Listed entries section start
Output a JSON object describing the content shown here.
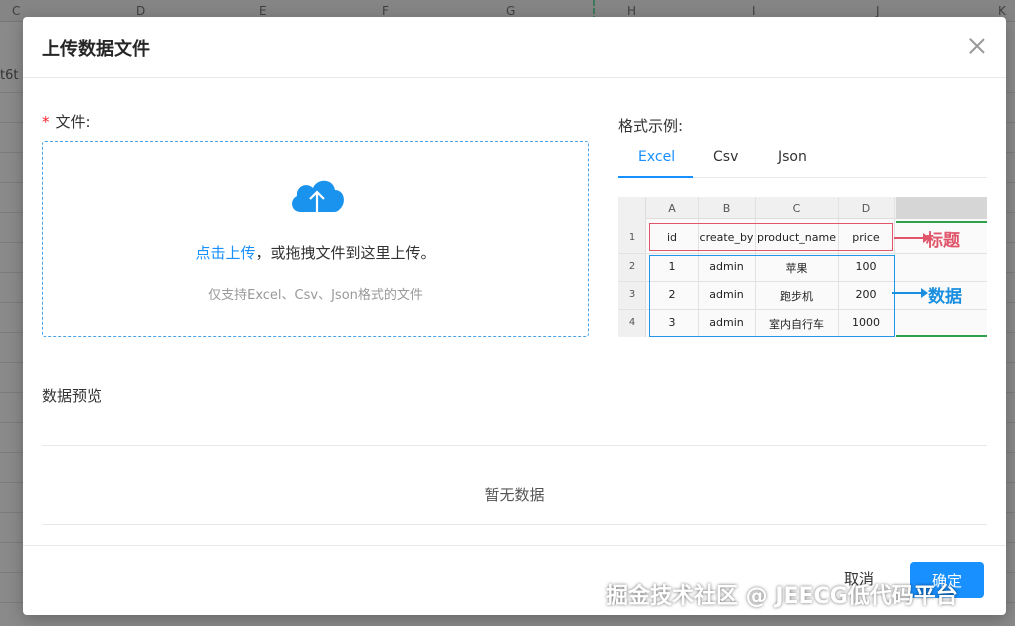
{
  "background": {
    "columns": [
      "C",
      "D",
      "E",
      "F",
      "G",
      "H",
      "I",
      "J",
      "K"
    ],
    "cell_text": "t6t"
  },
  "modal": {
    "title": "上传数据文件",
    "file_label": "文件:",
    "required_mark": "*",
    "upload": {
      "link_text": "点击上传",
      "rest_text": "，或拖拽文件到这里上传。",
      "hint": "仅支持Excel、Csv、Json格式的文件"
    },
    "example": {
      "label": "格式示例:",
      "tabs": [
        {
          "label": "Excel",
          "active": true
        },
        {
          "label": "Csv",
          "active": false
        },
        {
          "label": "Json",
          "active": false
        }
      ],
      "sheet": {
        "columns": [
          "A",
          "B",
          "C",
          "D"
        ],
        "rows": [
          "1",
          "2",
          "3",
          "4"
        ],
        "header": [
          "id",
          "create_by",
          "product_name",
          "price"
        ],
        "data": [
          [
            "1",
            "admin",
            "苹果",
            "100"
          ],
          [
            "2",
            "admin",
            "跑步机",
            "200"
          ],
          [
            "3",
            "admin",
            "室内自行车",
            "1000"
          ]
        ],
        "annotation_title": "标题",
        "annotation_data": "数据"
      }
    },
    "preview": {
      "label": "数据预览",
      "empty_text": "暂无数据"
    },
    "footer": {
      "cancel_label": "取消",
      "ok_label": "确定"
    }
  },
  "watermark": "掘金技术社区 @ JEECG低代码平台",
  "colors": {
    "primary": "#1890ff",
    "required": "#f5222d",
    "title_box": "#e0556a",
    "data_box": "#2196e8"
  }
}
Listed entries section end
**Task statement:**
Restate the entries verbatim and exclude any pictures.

**Exercise solution:**
Output a JSON object describing the content shown here.
{
  "background": {
    "columns": [
      "C",
      "D",
      "E",
      "F",
      "G",
      "H",
      "I",
      "J",
      "K"
    ],
    "cell_text": "t6t"
  },
  "modal": {
    "title": "上传数据文件",
    "file_label": "文件:",
    "required_mark": "*",
    "upload": {
      "link_text": "点击上传",
      "rest_text": "，或拖拽文件到这里上传。",
      "hint": "仅支持Excel、Csv、Json格式的文件"
    },
    "example": {
      "label": "格式示例:",
      "tabs": [
        {
          "label": "Excel",
          "active": true
        },
        {
          "label": "Csv",
          "active": false
        },
        {
          "label": "Json",
          "active": false
        }
      ],
      "sheet": {
        "columns": [
          "A",
          "B",
          "C",
          "D"
        ],
        "rows": [
          "1",
          "2",
          "3",
          "4"
        ],
        "header": [
          "id",
          "create_by",
          "product_name",
          "price"
        ],
        "data": [
          [
            "1",
            "admin",
            "苹果",
            "100"
          ],
          [
            "2",
            "admin",
            "跑步机",
            "200"
          ],
          [
            "3",
            "admin",
            "室内自行车",
            "1000"
          ]
        ],
        "annotation_title": "标题",
        "annotation_data": "数据"
      }
    },
    "preview": {
      "label": "数据预览",
      "empty_text": "暂无数据"
    },
    "footer": {
      "cancel_label": "取消",
      "ok_label": "确定"
    }
  },
  "watermark": "掘金技术社区 @ JEECG低代码平台",
  "colors": {
    "primary": "#1890ff",
    "required": "#f5222d",
    "title_box": "#e0556a",
    "data_box": "#2196e8"
  }
}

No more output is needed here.